The FCC should not allow unlicensed or other new services to use broadcast spectrum until the DTV transition is complete, NAB and MSTV say.
Commenting on an FCC spectrum-policy report that raised the idea, the groups maintained that adding secondary services now would "delay or derail the transition." Secondly, they said, no new services should be added until the FCC improves interference protections. The FCC today relies too much on "inaccurate" predictive interference models rather than actual measured interference, the groups said.
Arguing against receiver standards was the Consumer Electronics Association, which called the idea "a solution looking for a problem" and one that would slow innovation.
FCC members will soon review recommendations from the Mass Media Bureau on revising cable-ownership limits, agency Chairman Michael Powell told reporters last week.
Powell would not say what changes are urged, nor would he predict when the commissioners would vote. However, sources following the proceeding stood by earlier reports that the bureau would suggest lifting the cap on one company's share of multichannel subscribership to as much as 45% from the current 30%.
The new limits, sources said, would vary between 30% and 45%, depending on a company's ownership of cable-programming networks. Companies with large programming stakes would face more-restrictive limits than those with little involvement in the network side of the business.
The FCC may not revoke a spectrum holders' licenses solely for failure to pay debts to the government, the Supreme Court has ruled.

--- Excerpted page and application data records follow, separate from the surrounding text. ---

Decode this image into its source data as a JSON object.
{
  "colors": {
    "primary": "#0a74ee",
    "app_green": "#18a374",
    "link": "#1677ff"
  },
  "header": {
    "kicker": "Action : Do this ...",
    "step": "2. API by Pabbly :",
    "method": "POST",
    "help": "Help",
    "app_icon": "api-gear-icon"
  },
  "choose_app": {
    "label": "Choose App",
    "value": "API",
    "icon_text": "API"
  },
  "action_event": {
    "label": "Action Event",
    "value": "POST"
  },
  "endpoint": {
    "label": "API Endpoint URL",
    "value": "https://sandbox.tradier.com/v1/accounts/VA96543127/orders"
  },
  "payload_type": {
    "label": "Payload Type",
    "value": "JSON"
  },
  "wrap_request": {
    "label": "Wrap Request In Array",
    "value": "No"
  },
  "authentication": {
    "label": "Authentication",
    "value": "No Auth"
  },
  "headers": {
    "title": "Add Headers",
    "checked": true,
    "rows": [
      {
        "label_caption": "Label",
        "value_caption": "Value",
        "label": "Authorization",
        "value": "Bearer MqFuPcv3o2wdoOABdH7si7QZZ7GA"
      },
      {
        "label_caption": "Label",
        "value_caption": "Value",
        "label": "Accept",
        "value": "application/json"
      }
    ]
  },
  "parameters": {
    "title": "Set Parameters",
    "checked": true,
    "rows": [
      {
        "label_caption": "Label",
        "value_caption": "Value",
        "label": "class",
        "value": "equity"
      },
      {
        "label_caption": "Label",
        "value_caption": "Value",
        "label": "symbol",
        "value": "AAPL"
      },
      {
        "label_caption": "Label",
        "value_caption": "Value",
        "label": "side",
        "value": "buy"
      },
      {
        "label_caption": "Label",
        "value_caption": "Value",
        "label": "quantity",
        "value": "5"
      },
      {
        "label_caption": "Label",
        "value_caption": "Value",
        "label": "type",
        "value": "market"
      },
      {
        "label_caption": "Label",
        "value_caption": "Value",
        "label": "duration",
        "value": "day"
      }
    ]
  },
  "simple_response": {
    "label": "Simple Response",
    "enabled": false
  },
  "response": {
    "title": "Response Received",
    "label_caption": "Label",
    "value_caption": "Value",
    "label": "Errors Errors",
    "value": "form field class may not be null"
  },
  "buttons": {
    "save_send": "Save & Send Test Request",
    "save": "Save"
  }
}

The decision sets the stage for resolving a seven-year dispute between the FCC and NextWave Telecom. In 1996, NextWave had the winning, $4.7 billion bid for wireless licenses in dozens of the country's largest markets but declared bankruptcy after paying the government just $500 million. In a bid to resell the licenses, the FCC re-auctioned them in 2001 for $16 billion to Verizon and other major telecoms, but a lower court ruling invalidated the sale. Although the specifics of the NextWave case limit the ruling's applicability, it puts to rest the FCC's assertion that the interests of regulators can trump bankruptcy law.
Leaders of the Senate Antitrust Subcommittee on Tuesday, Jan. 28, urged FCC Chairman Michael Powell not to take media-ownership deregulation too far. The FCC is currently reviewing its rules.
"Throughout our tenures ... we have expressed concern with the possible impact of media consolidation on how Americans receive their news, information and entertainment," wrote Sens. Mike DeWine (R-Ohio) and Herb Kohl (D-Wis.) in a letter to Powell. The senators are, respectively, the subcommittee's chairman and ranking Democrat. The lawmakers urged Chairman Powell to weigh potential economic efficiencies against the loss of differing views on news and public affairs.
Los Angeles does not have the right to impose program-access requirements on Comcast, the National Cable & Telecommunications Association told Mayor James Hahn last week. Comcast wants the city to transfer to it the cable license of AT&T Broadband, which Comcast bought last year.
City Attorney Rockard Delgadillo said the city has the right to impose such conditions. NCTA disagrees, saying the determination of program-access requirements is strictly in the hands of the federal government, with the FCC as monitor, wrote Dan Brenner (above), senior VP of legal affairs for NCTA.